### Task prompt
Look through the lines below; wherever the word "fold" appears, copy that line.

### Supplied information
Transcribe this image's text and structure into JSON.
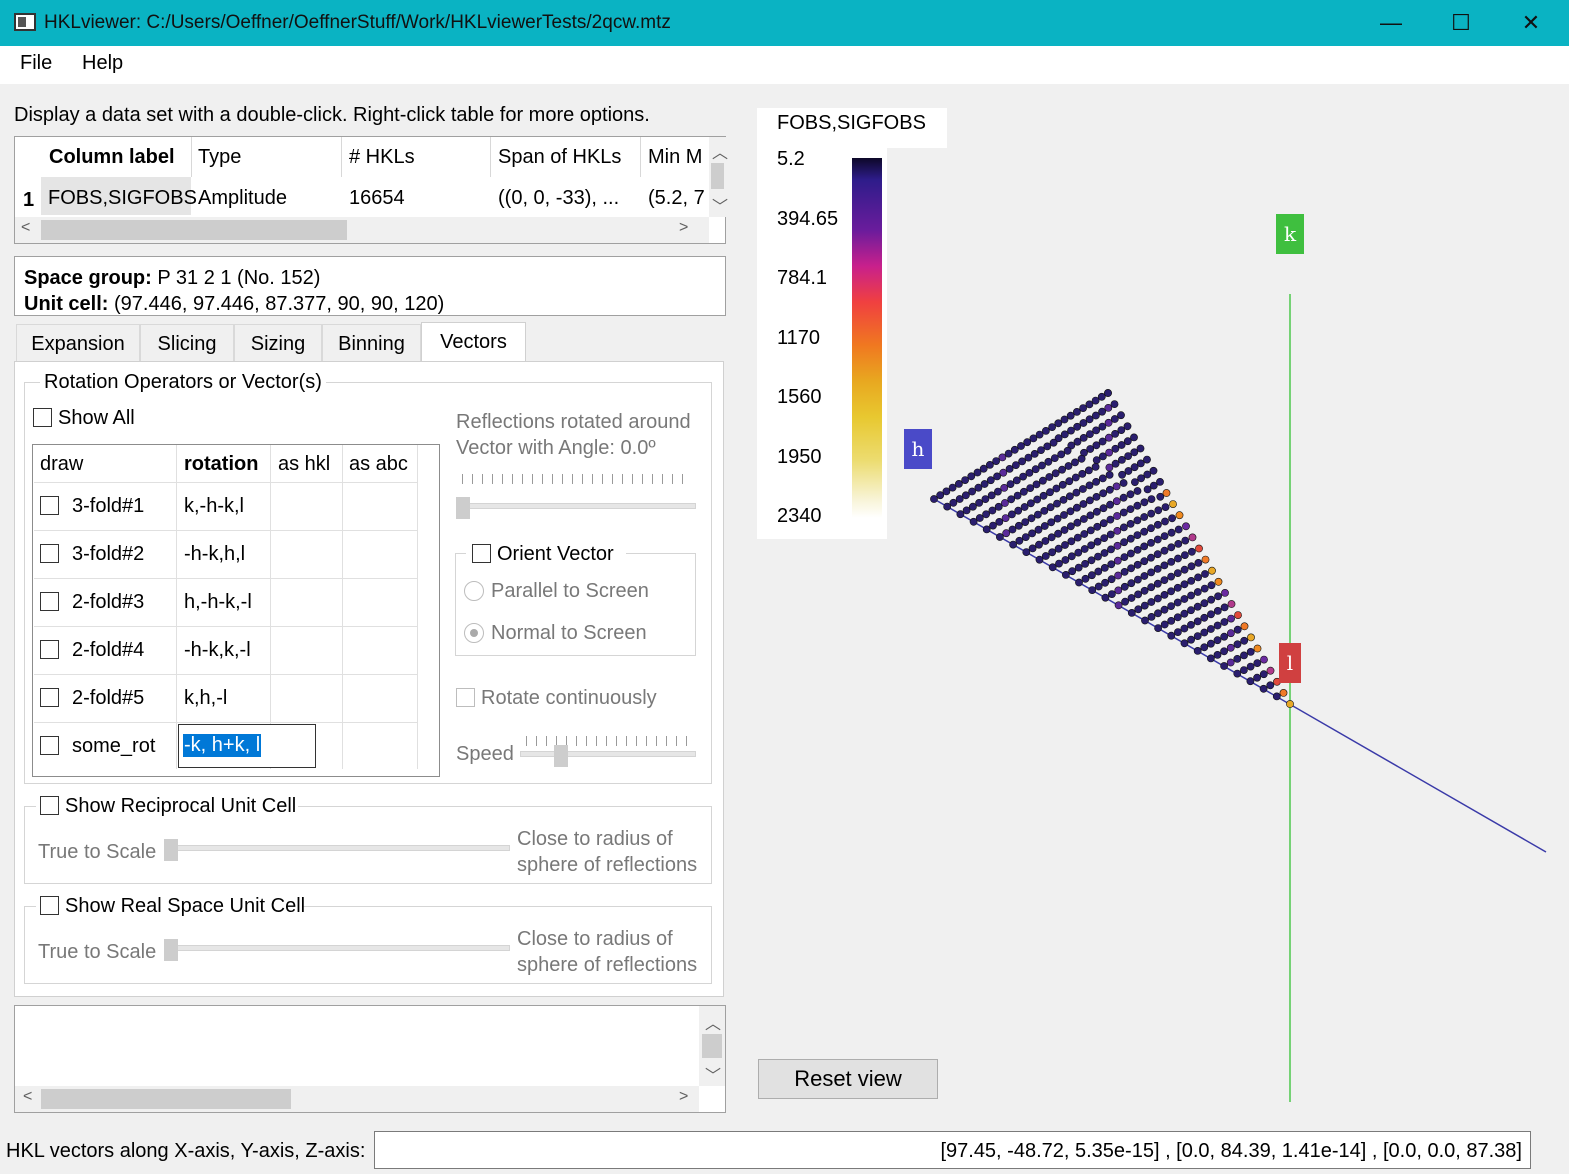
{
  "window": {
    "title": "HKLviewer: C:/Users/Oeffner/OeffnerStuff/Work/HKLviewerTests/2qcw.mtz",
    "minimize_glyph": "—",
    "maximize_glyph": "☐",
    "close_glyph": "✕"
  },
  "menu": {
    "file": "File",
    "help": "Help"
  },
  "instructions": "Display a data set with a double-click. Right-click table for more options.",
  "dataset_table": {
    "headers": [
      "Column label",
      "Type",
      "# HKLs",
      "Span of HKLs",
      "Min M"
    ],
    "row_index": "1",
    "row": [
      "FOBS,SIGFOBS",
      "Amplitude",
      "16654",
      "((0, 0, -33), ...",
      "(5.2, 7"
    ]
  },
  "crystal_info": {
    "space_group_label": "Space group:",
    "space_group_value": "P 31 2 1 (No. 152)",
    "unit_cell_label": "Unit cell:",
    "unit_cell_value": "(97.446, 97.446, 87.377, 90, 90, 120)"
  },
  "tabs": [
    "Expansion",
    "Slicing",
    "Sizing",
    "Binning",
    "Vectors"
  ],
  "vectors_tab": {
    "group_title": "Rotation Operators or Vector(s)",
    "show_all": "Show All",
    "rotation_table": {
      "headers": [
        "draw",
        "rotation",
        "as hkl",
        "as abc"
      ],
      "rows": [
        {
          "name": "3-fold#1",
          "rotation": "k,-h-k,l"
        },
        {
          "name": "3-fold#2",
          "rotation": "-h-k,h,l"
        },
        {
          "name": "2-fold#3",
          "rotation": "h,-h-k,-l"
        },
        {
          "name": "2-fold#4",
          "rotation": "-h-k,k,-l"
        },
        {
          "name": "2-fold#5",
          "rotation": "k,h,-l"
        },
        {
          "name": "some_rot",
          "rotation": "-k, h+k, l"
        }
      ]
    },
    "reflections_rotated_line1": "Reflections rotated around",
    "reflections_rotated_line2": "Vector with Angle: 0.0º",
    "orient_vector": "Orient Vector",
    "parallel_to_screen": "Parallel to Screen",
    "normal_to_screen": "Normal to Screen",
    "rotate_continuously": "Rotate continuously",
    "speed": "Speed",
    "reciprocal_cell": {
      "title": "Show Reciprocal Unit Cell",
      "true_to_scale": "True to Scale",
      "close_line1": "Close to radius of",
      "close_line2": "sphere of reflections"
    },
    "real_cell": {
      "title": "Show Real Space Unit Cell",
      "true_to_scale": "True to Scale",
      "close_line1": "Close to radius of",
      "close_line2": "sphere of reflections"
    }
  },
  "colorbar": {
    "title": "FOBS,SIGFOBS",
    "ticks": [
      "5.2",
      "394.65",
      "784.1",
      "1170",
      "1560",
      "1950",
      "2340"
    ]
  },
  "axes": {
    "h": "h",
    "k": "k",
    "l": "l",
    "h_color": "#4a4ac8",
    "k_color": "#3fbf3f",
    "l_color": "#d04040"
  },
  "reset_view": "Reset view",
  "status": {
    "label": "HKL vectors along X-axis, Y-axis, Z-axis:",
    "value": "[97.45, -48.72, 5.35e-15] , [0.0, 84.39, 1.41e-14] , [0.0, 0.0, 87.38]"
  },
  "colors": {
    "titlebar": "#0ab3c3",
    "selection": "#0078d7"
  }
}
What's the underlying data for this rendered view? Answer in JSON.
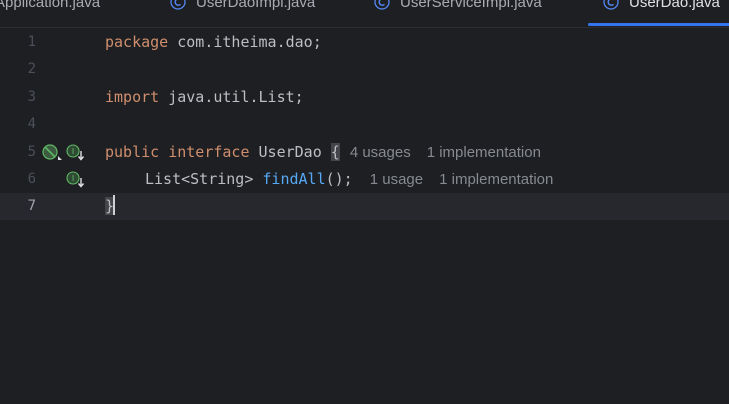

### Result of the task
          "name": "3-fold#1",
          "name": "3-fold#2",
          "name": "2-fold#3",
          "name": "2-fold#4",
          "name": "2-fold#5",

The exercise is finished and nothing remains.